For anyone who chooses to be sexually active means that you are at risk for STDs. Generally, vaccine and precautious sexual conduct can reduce the risks of getting infected.
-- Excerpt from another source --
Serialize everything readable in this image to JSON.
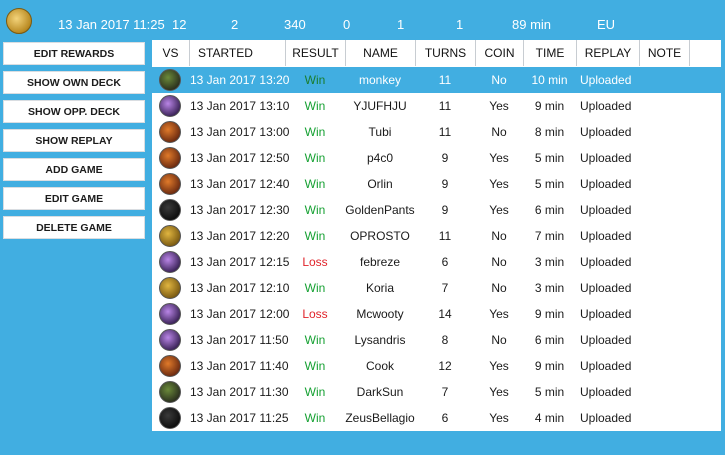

Using condoms during sex, having fewer partners and getting tested for an STD regularly are the main ways recommended by the CDC to prevent STDs.




Value of a Catch-up HPV Test in Women Aged 65 and Above: A Danish Population-Based Nonrandomized Intervention Study

In July 2023, Mette Tranberg and others published a study titled "Value of a catch-up HPV test in women aged 65 and above: A Danish population-based nonrandomized intervention study" in the "PLOS Medicine" journal with an impact factor of 15.8.


What You Should Know About the Four Common Sexually Transmitted Diseases

Sexually transmitted diseases (STDs) are quite prevalent, and many individuals infected with STDs may not display any noticeable symptoms.


Dengue Will “Take Off” in Southern Europe, US, Africa This Decade, WHO Scientist Says

Dengue fever will become a major threat in the southern United States, southern Europe, and new parts of Africa this decade, the WHO's chief scientist said, as warmer temperatures create the conditions for the mosquitoes carrying the infection to spread.